▶ Directions: Count how many lines of the data include "apps". The answer is that number and nothing else.

▶ Recorded data:
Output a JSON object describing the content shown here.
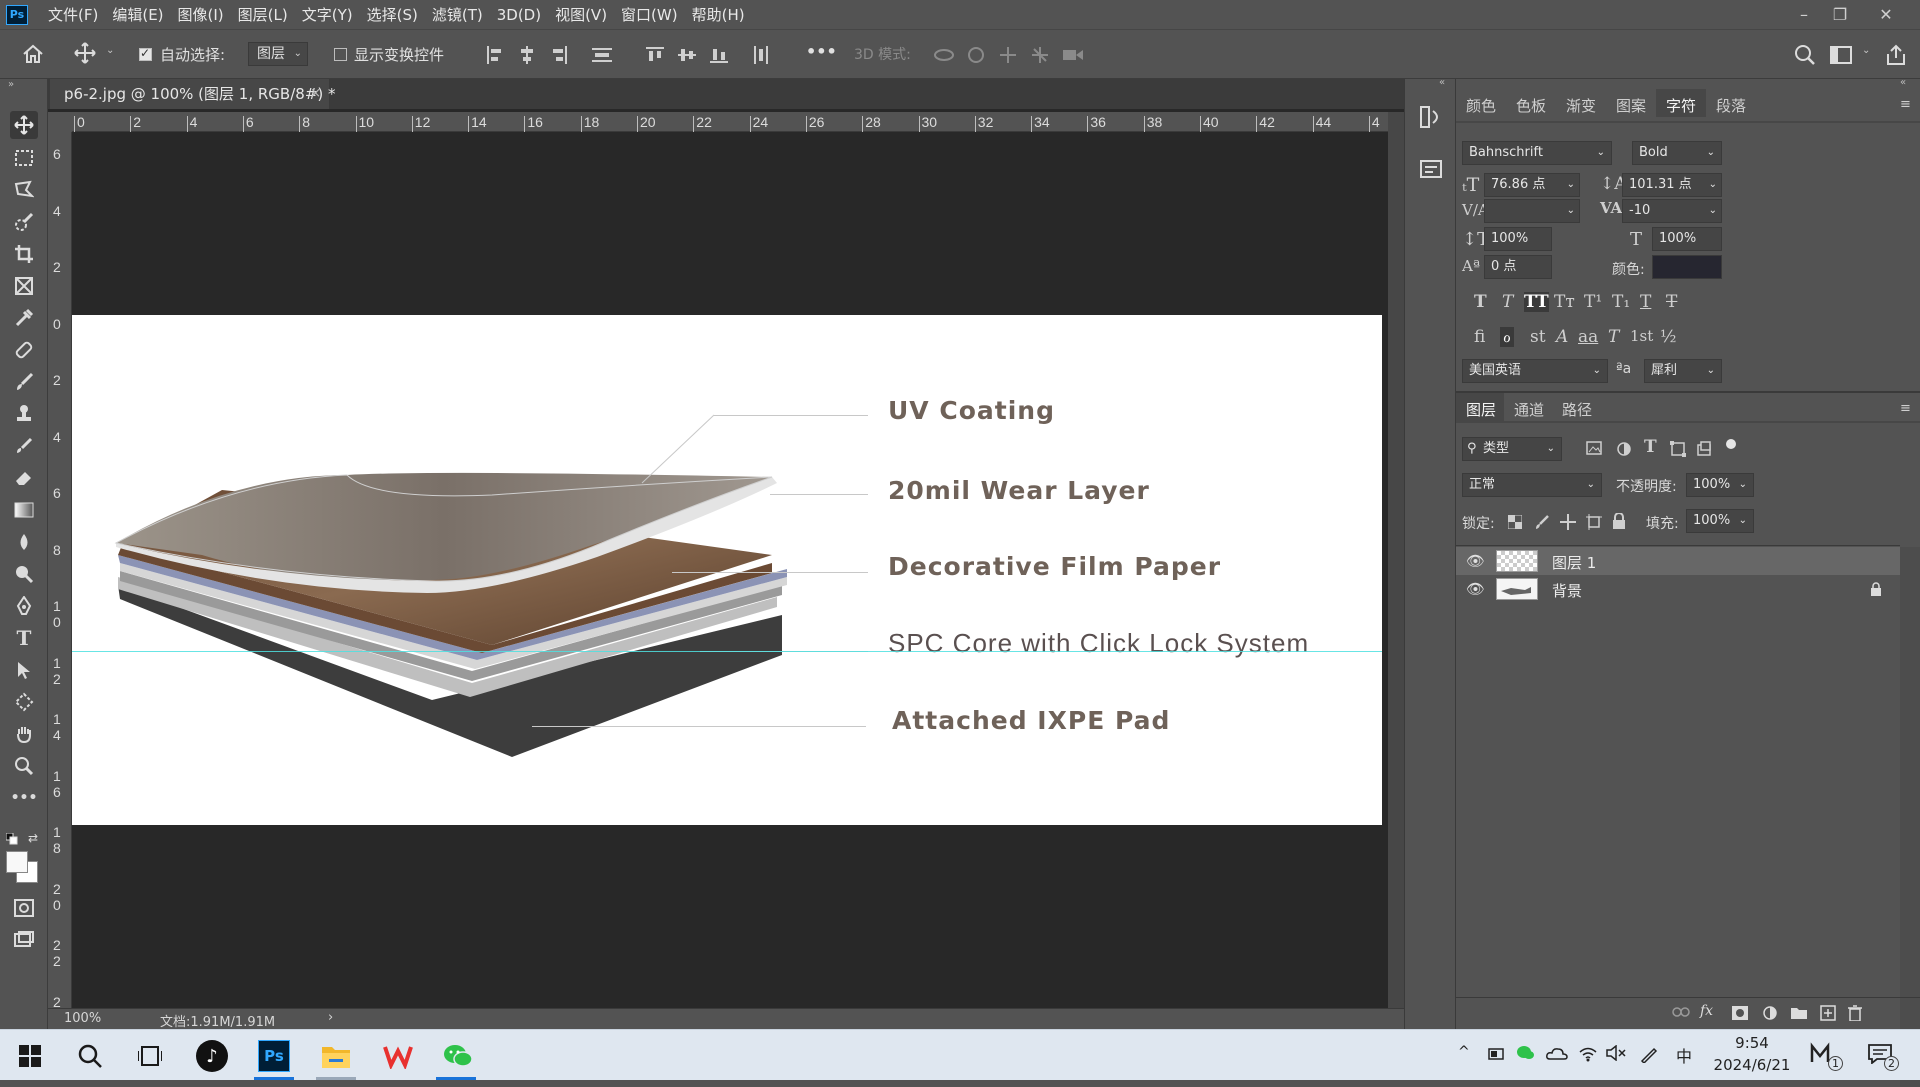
{
  "app": {
    "name": "Photoshop",
    "logo_text": "Ps"
  },
  "menu": {
    "items": [
      "文件(F)",
      "编辑(E)",
      "图像(I)",
      "图层(L)",
      "文字(Y)",
      "选择(S)",
      "滤镜(T)",
      "3D(D)",
      "视图(V)",
      "窗口(W)",
      "帮助(H)"
    ]
  },
  "window_controls": {
    "minimize": "–",
    "restore": "❐",
    "close": "✕"
  },
  "options_bar": {
    "auto_select_label": "自动选择:",
    "auto_select_checked": true,
    "auto_select_target": "图层",
    "show_transform_label": "显示变换控件",
    "show_transform_checked": false,
    "mode_3d_label": "3D 模式:",
    "more_label": "•••"
  },
  "document": {
    "tab_title": "p6-2.jpg @ 100% (图层 1, RGB/8#) *",
    "close_glyph": "×",
    "zoom": "100%",
    "doc_info": "文档:1.91M/1.91M",
    "status_arrow": "›"
  },
  "rulers": {
    "horizontal": [
      "0",
      "2",
      "4",
      "6",
      "8",
      "10",
      "12",
      "14",
      "16",
      "18",
      "20",
      "22",
      "24",
      "26",
      "28",
      "30",
      "32",
      "34",
      "36",
      "38",
      "40",
      "42",
      "44",
      "4"
    ],
    "vertical": [
      "6",
      "4",
      "2",
      "0",
      "2",
      "4",
      "6",
      "8",
      "1\n0",
      "1\n2",
      "1\n4",
      "1\n6",
      "1\n8",
      "2\n0",
      "2\n2",
      "2"
    ]
  },
  "artwork": {
    "labels": {
      "uv": "UV Coating",
      "wear": "20mil Wear Layer",
      "film": "Decorative Film Paper",
      "core": "SPC Core with Click Lock System",
      "pad": "Attached IXPE Pad"
    },
    "label_color": "#6f6259"
  },
  "panels": {
    "top_tabs": [
      "颜色",
      "色板",
      "渐变",
      "图案",
      "字符",
      "段落"
    ],
    "active_top_tab": "字符",
    "character": {
      "font_family": "Bahnschrift",
      "font_style": "Bold",
      "font_size": "76.86 点",
      "leading": "101.31 点",
      "kerning": "",
      "tracking": "-10",
      "vertical_scale": "100%",
      "horizontal_scale": "100%",
      "baseline_shift": "0 点",
      "color_label": "颜色:",
      "color_value": "#262630",
      "style_glyphs": [
        "T",
        "T",
        "TT",
        "Tт",
        "T¹",
        "T₁",
        "T",
        "T"
      ],
      "opentype_glyphs": [
        "fi",
        "ℴ",
        "st",
        "A",
        "aa",
        "T",
        "1st",
        "½"
      ],
      "language": "美国英语",
      "aa_icon": "ªa",
      "antialias": "犀利"
    },
    "layers_tabs": [
      "图层",
      "通道",
      "路径"
    ],
    "active_layers_tab": "图层",
    "layers": {
      "filter_kind": "类型",
      "blend_mode": "正常",
      "opacity_label": "不透明度:",
      "opacity": "100%",
      "lock_label": "锁定:",
      "fill_label": "填充:",
      "fill": "100%",
      "items": [
        {
          "name": "图层 1",
          "visible": true,
          "selected": true,
          "locked": false
        },
        {
          "name": "背景",
          "visible": true,
          "selected": false,
          "locked": true
        }
      ],
      "footer_icons": [
        "link-icon",
        "fx-icon",
        "mask-icon",
        "adjustment-icon",
        "group-icon",
        "new-layer-icon",
        "trash-icon"
      ],
      "fx_label": "fx"
    }
  },
  "taskbar": {
    "apps": [
      "start",
      "search",
      "task-view",
      "tiktok",
      "photoshop",
      "file-explorer",
      "wps",
      "wechat"
    ],
    "ps_label": "Ps",
    "time": "9:54",
    "date": "2024/6/21",
    "ime": "中",
    "notification_count": "2",
    "m_badge": "1"
  }
}
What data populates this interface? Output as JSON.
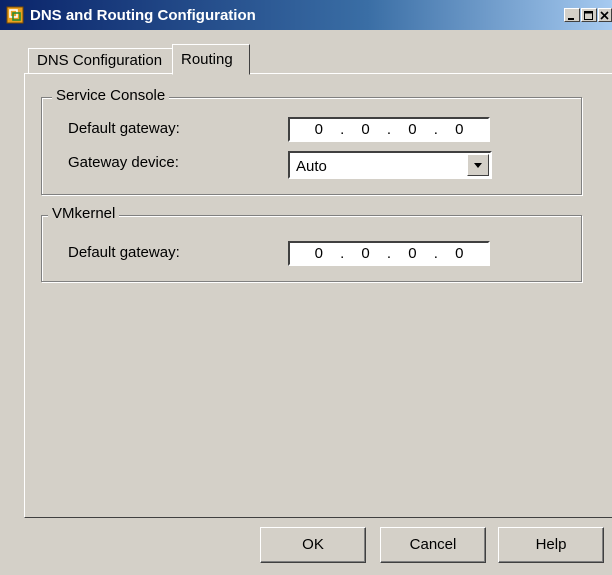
{
  "window": {
    "title": "DNS and Routing Configuration",
    "icon": "vmware-app-icon"
  },
  "tabs": [
    {
      "label": "DNS Configuration",
      "selected": false
    },
    {
      "label": "Routing",
      "selected": true
    }
  ],
  "service_console": {
    "legend": "Service Console",
    "default_gateway_label": "Default gateway:",
    "default_gateway_octets": [
      "0",
      "0",
      "0",
      "0"
    ],
    "gateway_device_label": "Gateway device:",
    "gateway_device_value": "Auto"
  },
  "vmkernel": {
    "legend": "VMkernel",
    "default_gateway_label": "Default gateway:",
    "default_gateway_octets": [
      "0",
      "0",
      "0",
      "0"
    ]
  },
  "buttons": {
    "ok": "OK",
    "cancel": "Cancel",
    "help": "Help"
  }
}
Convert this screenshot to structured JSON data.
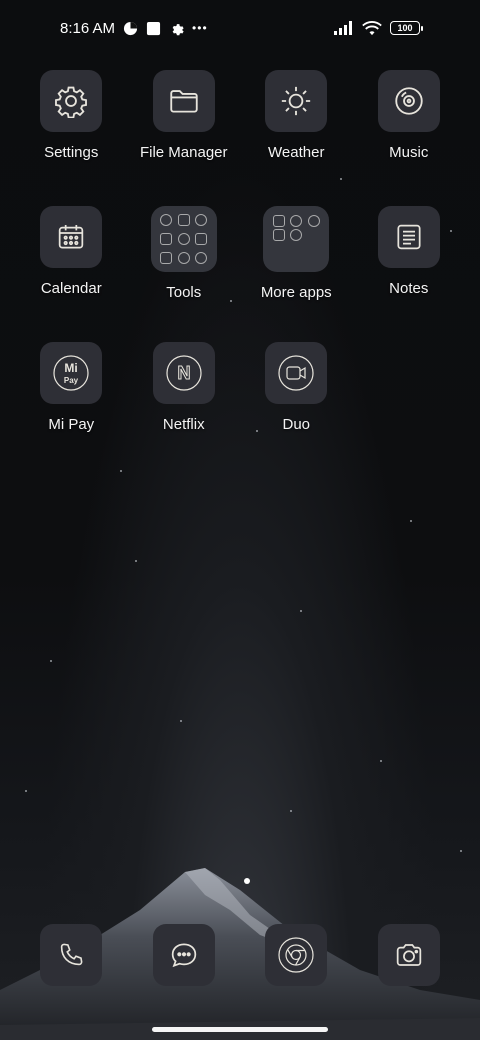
{
  "status_bar": {
    "time": "8:16 AM",
    "icons_left": [
      "data-saver-icon",
      "square-notification-icon",
      "gear-icon",
      "more-dots-icon"
    ],
    "more_glyph": "•••",
    "battery": "100",
    "icons_right": [
      "signal-icon",
      "wifi-icon",
      "battery-icon"
    ]
  },
  "apps": [
    {
      "label": "Settings",
      "icon": "gear-icon"
    },
    {
      "label": "File Manager",
      "icon": "folder-icon"
    },
    {
      "label": "Weather",
      "icon": "sun-icon"
    },
    {
      "label": "Music",
      "icon": "disc-icon"
    },
    {
      "label": "Calendar",
      "icon": "calendar-icon"
    },
    {
      "label": "Tools",
      "icon": "folder-tools"
    },
    {
      "label": "More apps",
      "icon": "folder-more-apps"
    },
    {
      "label": "Notes",
      "icon": "notes-icon"
    },
    {
      "label": "Mi Pay",
      "icon": "mi-pay-icon",
      "logo_text": "Mi",
      "logo_sub": "Pay"
    },
    {
      "label": "Netflix",
      "icon": "netflix-icon",
      "logo_text": "N"
    },
    {
      "label": "Duo",
      "icon": "video-camera-icon"
    }
  ],
  "page_indicator": {
    "pages": 2,
    "active": 2
  },
  "dock": [
    {
      "icon": "phone-icon"
    },
    {
      "icon": "messages-icon"
    },
    {
      "icon": "chrome-icon"
    },
    {
      "icon": "camera-icon"
    }
  ]
}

▶ Task result: 4